Like many others, I am an optimist. I believe in this political response of the people of India- men and women, the young and the old alike, is marking a start. But I don’t stop here. Its optimism bound by practicality. Being realistic as much as I enjoy the hope “to bring about a change”. It’s a question, that time will answer. In a nation rampant with gruesome rape cases and monkey-parliamentarians, with headless chickens pointing fingers at one another and running in deformed circles, the political activism of the people seems to be a silver lining. But then what? If Sheila Dikshit expects “calm” representatives to engage with her, the question is- what is there to be so “calm” about? Definitely not in confiscating bus-licenses. This is not a time when protestors can be cowed down with water cannons. They want a response. They want action. And rightfully so. It is undoubtedly a challenging extremity that the government has to encounter. But what is even more challenging is the forthcoming legal action and its implementation.

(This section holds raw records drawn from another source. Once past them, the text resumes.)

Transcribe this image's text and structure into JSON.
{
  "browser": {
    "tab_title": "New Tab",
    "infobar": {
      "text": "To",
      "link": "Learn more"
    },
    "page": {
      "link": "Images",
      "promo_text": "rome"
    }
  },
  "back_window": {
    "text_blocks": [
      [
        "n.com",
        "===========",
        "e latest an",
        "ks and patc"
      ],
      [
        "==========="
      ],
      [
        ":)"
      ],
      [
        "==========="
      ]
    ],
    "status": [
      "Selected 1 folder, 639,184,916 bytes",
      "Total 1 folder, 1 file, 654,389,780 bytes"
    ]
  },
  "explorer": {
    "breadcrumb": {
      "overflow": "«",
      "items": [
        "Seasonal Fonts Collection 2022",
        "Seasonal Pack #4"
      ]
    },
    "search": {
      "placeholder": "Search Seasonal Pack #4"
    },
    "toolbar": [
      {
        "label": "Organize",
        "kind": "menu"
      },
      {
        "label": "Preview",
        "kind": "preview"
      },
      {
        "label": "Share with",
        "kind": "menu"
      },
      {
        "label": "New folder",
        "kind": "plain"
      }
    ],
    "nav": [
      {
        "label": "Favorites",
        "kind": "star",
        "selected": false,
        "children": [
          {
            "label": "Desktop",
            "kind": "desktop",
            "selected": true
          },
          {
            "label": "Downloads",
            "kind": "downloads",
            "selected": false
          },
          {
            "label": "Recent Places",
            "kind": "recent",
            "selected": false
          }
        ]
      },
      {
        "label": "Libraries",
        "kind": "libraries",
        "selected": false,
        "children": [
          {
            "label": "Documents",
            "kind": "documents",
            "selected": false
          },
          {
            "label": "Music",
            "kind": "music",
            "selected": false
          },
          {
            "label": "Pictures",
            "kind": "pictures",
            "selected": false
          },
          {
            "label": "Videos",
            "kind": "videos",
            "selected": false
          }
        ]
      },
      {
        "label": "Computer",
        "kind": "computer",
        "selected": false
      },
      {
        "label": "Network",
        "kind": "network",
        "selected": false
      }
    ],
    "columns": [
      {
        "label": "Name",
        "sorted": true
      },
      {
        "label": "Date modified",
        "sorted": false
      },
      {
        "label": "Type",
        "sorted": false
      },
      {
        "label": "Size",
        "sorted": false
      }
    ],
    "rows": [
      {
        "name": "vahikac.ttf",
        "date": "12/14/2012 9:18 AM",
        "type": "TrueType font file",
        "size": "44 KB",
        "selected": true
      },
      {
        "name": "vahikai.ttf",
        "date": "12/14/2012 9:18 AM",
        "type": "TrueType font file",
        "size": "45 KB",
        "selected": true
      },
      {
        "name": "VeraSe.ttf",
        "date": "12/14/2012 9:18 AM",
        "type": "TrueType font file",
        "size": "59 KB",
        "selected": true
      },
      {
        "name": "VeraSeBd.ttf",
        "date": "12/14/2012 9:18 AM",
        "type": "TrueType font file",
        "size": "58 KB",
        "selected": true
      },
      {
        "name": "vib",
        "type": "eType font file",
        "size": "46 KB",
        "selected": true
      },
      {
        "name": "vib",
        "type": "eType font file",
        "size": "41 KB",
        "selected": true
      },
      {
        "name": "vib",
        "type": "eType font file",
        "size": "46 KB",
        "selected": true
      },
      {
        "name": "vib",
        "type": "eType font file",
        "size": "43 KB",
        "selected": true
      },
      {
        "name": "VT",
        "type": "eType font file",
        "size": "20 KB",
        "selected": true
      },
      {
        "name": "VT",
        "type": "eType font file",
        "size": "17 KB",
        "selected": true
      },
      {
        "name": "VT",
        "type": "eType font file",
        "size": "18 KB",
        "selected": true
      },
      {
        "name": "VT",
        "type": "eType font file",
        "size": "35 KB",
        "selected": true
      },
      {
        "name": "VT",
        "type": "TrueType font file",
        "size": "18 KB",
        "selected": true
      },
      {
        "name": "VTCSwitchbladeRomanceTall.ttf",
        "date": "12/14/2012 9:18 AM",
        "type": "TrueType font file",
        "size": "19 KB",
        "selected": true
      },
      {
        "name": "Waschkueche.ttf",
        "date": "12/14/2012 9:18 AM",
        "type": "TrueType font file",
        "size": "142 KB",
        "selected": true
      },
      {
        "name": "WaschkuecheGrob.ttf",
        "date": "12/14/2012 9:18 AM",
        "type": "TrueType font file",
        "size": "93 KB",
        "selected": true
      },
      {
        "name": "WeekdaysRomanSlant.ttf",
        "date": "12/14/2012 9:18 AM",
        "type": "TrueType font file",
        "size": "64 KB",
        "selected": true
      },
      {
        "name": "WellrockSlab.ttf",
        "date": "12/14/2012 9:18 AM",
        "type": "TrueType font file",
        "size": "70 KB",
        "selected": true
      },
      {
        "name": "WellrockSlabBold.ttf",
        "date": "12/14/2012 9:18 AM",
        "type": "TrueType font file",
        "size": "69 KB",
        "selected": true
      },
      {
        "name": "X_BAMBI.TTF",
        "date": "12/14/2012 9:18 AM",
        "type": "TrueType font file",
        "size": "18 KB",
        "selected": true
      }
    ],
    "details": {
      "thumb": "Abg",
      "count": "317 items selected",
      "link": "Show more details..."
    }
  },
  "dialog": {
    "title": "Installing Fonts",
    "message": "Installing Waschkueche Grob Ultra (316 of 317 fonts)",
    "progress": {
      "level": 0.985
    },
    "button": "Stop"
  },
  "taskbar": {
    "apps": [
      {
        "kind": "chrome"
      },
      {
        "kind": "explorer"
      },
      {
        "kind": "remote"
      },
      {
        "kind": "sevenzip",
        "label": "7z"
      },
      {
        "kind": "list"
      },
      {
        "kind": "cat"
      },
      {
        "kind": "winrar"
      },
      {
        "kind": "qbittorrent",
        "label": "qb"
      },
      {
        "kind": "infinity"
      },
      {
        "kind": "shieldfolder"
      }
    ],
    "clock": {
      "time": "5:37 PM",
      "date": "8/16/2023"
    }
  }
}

When will our run come to an end? When there is FINALLY a solution because there doesn’t seem to be one which engages with the aforementioned “mentalities”. I couldn’t agree more with the popular statement “Don’t tell your daughters not to go alone; tell your sons how to behave.” This is one of the only ways to tamper with and change mentalities. Its high time we began, and the best beginning, alongside the appropriate legal reforms, is to begin at the roots. While ofcourse this sounds utopian, it highlights our political, socio-cultural realities. Because legal structures, as unfortunate as it is, are still lack substantiality. They might deter such crimes but I’m afraid they can’t put an end to that mentality that looms as large as the smog over the capital on a winter morning. Deterrence is ofcourse a start, but by no means an end. Its just so hard to decipher what the ‘apt’ deterrent would be for such a heinous crime, which murders the victim- irrespective of whether she makes it after being assaulted or she doesn’t. While a strong deterrent like chemical castration impinges on India’s liberalism, we all know the baggage that accompanies life-long imprisonment- “Justice delayed is justice denied.” Fast-tracking rape cases is a start but by no means the end. It doesn’t and most definitively shouldn’t stop here. It is mentalities we are talking about, which cannot be put down in statistics.

In the end, we still remain who we are and what we want. I am a 20 year-old, a third-year at the Delhi University who lives in “south” Delhi and am honestly afraid to drive around in my own car (which is equipped with an automatic central-locking system) even during the earliest hours after sundown. I want a city, a nation, where no one has to be afraid to step out unescorted (or escorted in this case) at a particular hour and place. Who is it we fear? What’s worst is- it’s not tangible. Its not a person- a particular auto- rikshaw driver, a man sitting on the road, a gang of thugs, or the even most courteous salesman or boss. Its the mentality we are afraid of. And its beyond “high-time” to do away with it.